Follow these tips to keep your family safe from food-borne illness this holiday weekend.
Posted at 11:42 AM, Jul 02, 2022
and last updated 2022-07-02 14:42:00-04

(KERO) — An estimated 48-million people get sick from food-borne illnesses every year in the U.S according to the CDC and can range from mild to severe.

So if you're planning to cookout this July 4th holiday, experts urge you to keep food safe.

"It is something that can be quite serious and it is fairly preventable," said, Meredith Carothers with the USDA

Carothers adds there are four steps to food safety. The first is clean, make sure your hands, utensils and plates you bring to the grill aren't contaminated.

"The plate you bring out your raw burgers to the grill on cannot be used to put your cooked burgers onto...That's called cross-contamination where the bacteria from the raw meat and poultry products can go onto the cooked foods and if you eat that, that could make you sick," said Carothers

Keep those raw meats and poultry away from foods that are ready to eat and make sure you cook to a safe internal temperature.
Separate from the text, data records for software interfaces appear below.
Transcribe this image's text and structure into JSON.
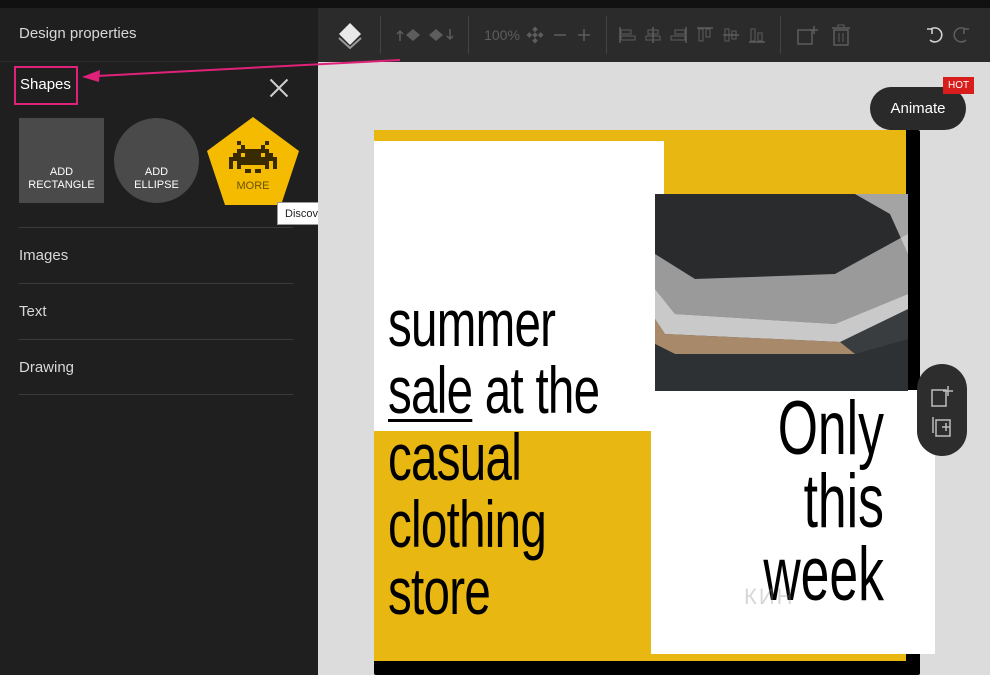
{
  "left_panel": {
    "title": "Design properties",
    "shapes_label": "Shapes",
    "shape_tiles": {
      "rectangle_label": "ADD\nRECTANGLE",
      "ellipse_label": "ADD\nELLIPSE",
      "more_label": "MORE"
    },
    "tooltip": "Discover more shapes",
    "sections": [
      "Images",
      "Text",
      "Drawing"
    ]
  },
  "toolbar": {
    "zoom": "100%"
  },
  "canvas": {
    "main_text_lines": [
      "summer",
      "sale",
      " at the",
      "casual",
      "clothing",
      "store"
    ],
    "side_text_lines": [
      "Only",
      "this",
      "week"
    ],
    "watermark": "КИН"
  },
  "animate": {
    "label": "Animate",
    "badge": "HOT"
  },
  "colors": {
    "accent_pink": "#e0217a",
    "design_yellow": "#e8b712",
    "more_yellow": "#f5bb00",
    "hot_red": "#d81d1d"
  }
}
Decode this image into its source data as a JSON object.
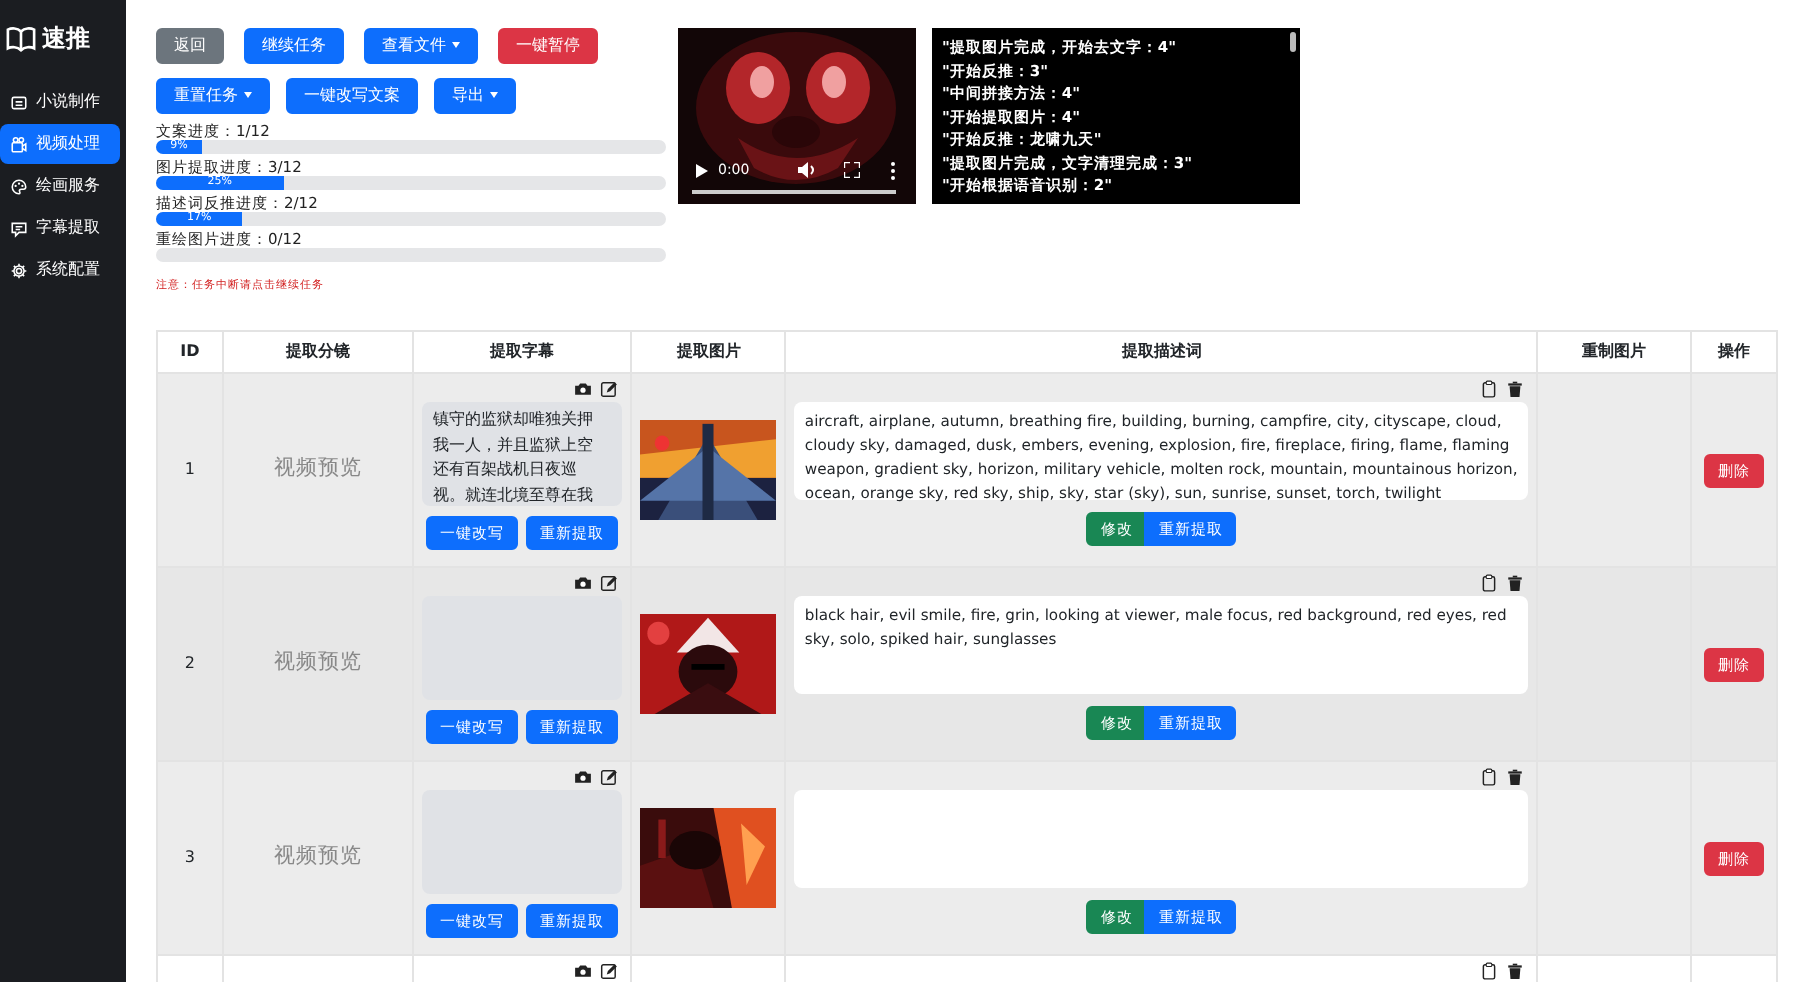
{
  "app": {
    "title": "速推"
  },
  "sidebar": [
    {
      "label": "小说制作",
      "selected": false
    },
    {
      "label": "视频处理",
      "selected": true
    },
    {
      "label": "绘画服务",
      "selected": false
    },
    {
      "label": "字幕提取",
      "selected": false
    },
    {
      "label": "系统配置",
      "selected": false
    }
  ],
  "toolbar": [
    [
      {
        "label": "返回",
        "kind": "secondary",
        "dropdown": false
      },
      {
        "label": "继续任务",
        "kind": "primary",
        "dropdown": false
      },
      {
        "label": "查看文件",
        "kind": "primary",
        "dropdown": true
      },
      {
        "label": "一键暂停",
        "kind": "danger",
        "dropdown": false
      }
    ],
    [
      {
        "label": "重置任务",
        "kind": "primary",
        "dropdown": true
      },
      {
        "label": "一键改写文案",
        "kind": "primary",
        "dropdown": false
      },
      {
        "label": "导出",
        "kind": "primary",
        "dropdown": true
      }
    ]
  ],
  "progress": [
    {
      "label": "文案进度：1/12",
      "level": 0.09,
      "reading": "9%"
    },
    {
      "label": "图片提取进度：3/12",
      "level": 0.25,
      "reading": "25%"
    },
    {
      "label": "描述词反推进度：2/12",
      "level": 0.17,
      "reading": "17%"
    },
    {
      "label": "重绘图片进度：0/12",
      "level": 0
    }
  ],
  "video": {
    "time": "0:00"
  },
  "log": [
    "\"提取图片完成，开始去文字：4\"",
    "\"开始反推：3\"",
    "\"中间拼接方法：4\"",
    "\"开始提取图片：4\"",
    "\"开始反推：龙啸九天\"",
    "\"提取图片完成，文字清理完成：3\"",
    "\"开始根据语音识别：2\""
  ],
  "notice": "注意：任务中断请点击继续任务",
  "table": {
    "columns": [
      "ID",
      "提取分镜",
      "提取字幕",
      "提取图片",
      "提取描述词",
      "重制图片",
      "操作"
    ],
    "rows": [
      {
        "kind": "full",
        "id": "1",
        "preview": "视频预览",
        "subtitle": "镇守的监狱却唯独关押我一人，并且监狱上空还有百架战机日夜巡视。就连北境至尊在我",
        "subtitle_buttons": [
          "一键改写",
          "重新提取"
        ],
        "prompt": "aircraft, airplane, autumn, breathing fire, building, burning, campfire, city, cityscape, cloud, cloudy sky, damaged, dusk, embers, evening, explosion, fire, fireplace, firing, flame, flaming weapon, gradient sky, horizon, military vehicle, molten rock, mountain, mountainous horizon, ocean, orange sky, red sky, ship, sky, star (sky), sun, sunrise, sunset, torch, twilight",
        "prompt_buttons": [
          "修改",
          "重新提取"
        ],
        "action": "删除"
      },
      {
        "kind": "full",
        "id": "2",
        "preview": "视频预览",
        "subtitle_buttons": [
          "一键改写",
          "重新提取"
        ],
        "prompt": "black hair, evil smile, fire, grin, looking at viewer, male focus, red background, red eyes, red sky, solo, spiked hair, sunglasses",
        "prompt_buttons": [
          "修改",
          "重新提取"
        ],
        "action": "删除"
      },
      {
        "kind": "full",
        "id": "3",
        "preview": "视频预览",
        "subtitle_buttons": [
          "一键改写",
          "重新提取"
        ],
        "prompt_buttons": [
          "修改",
          "重新提取"
        ],
        "action": "删除"
      },
      {
        "kind": "partial"
      }
    ]
  }
}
That varies depending on the meat, but a food thermometer can help with that.

"Putting it in the thickest part of your food if you're cooking something like a burger, or a sausage going through the side to make sure you're really getting into the middle," explained Carothers

Another tip is to make sure your foods stay at a safe temperature and not out too long.
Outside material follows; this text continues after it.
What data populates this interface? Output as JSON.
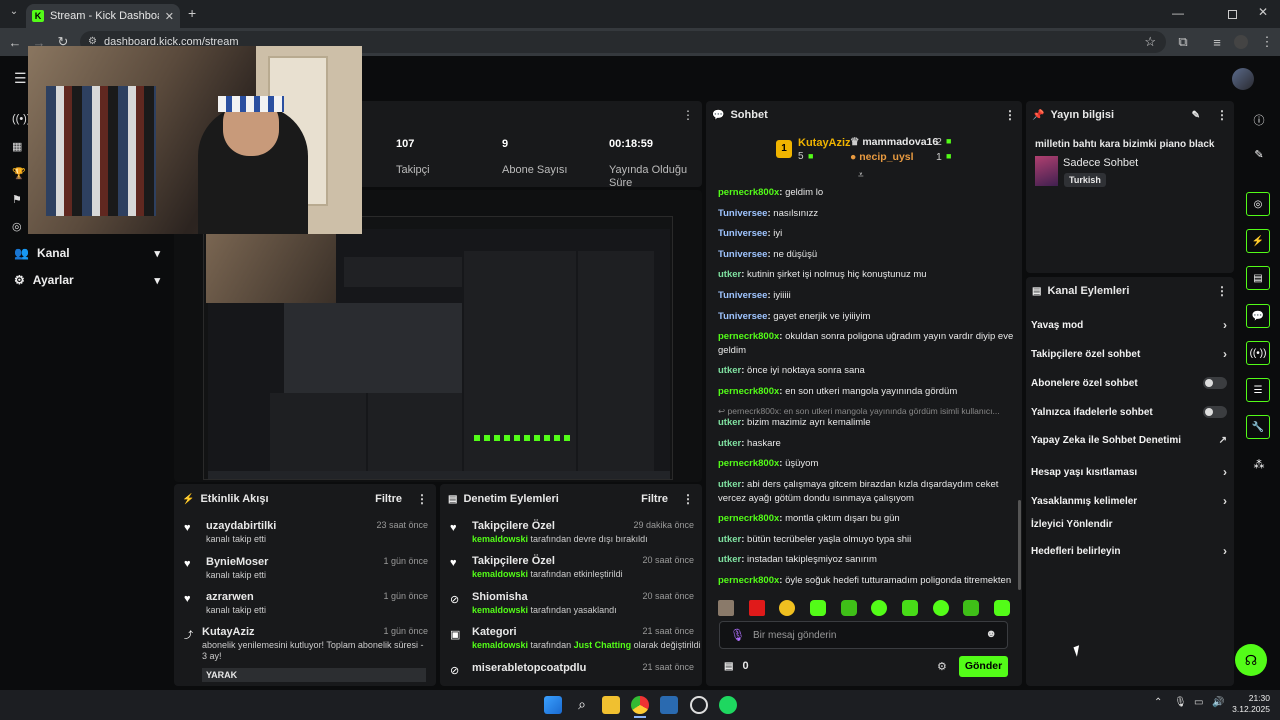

"We have what's called a two-hour rule. That's the amount of time you can safely leave your foods out at room temperature or in that temperature range before they start to potentially become unsafe," noted Carothers

If cooking outside in temperatures above 90 degrees, that time reduces to one hour before food is either unsafe or needs to go back into the refrigerator

The USDA also suggests keeping your food on ice to keep it cold and out of the danger zone.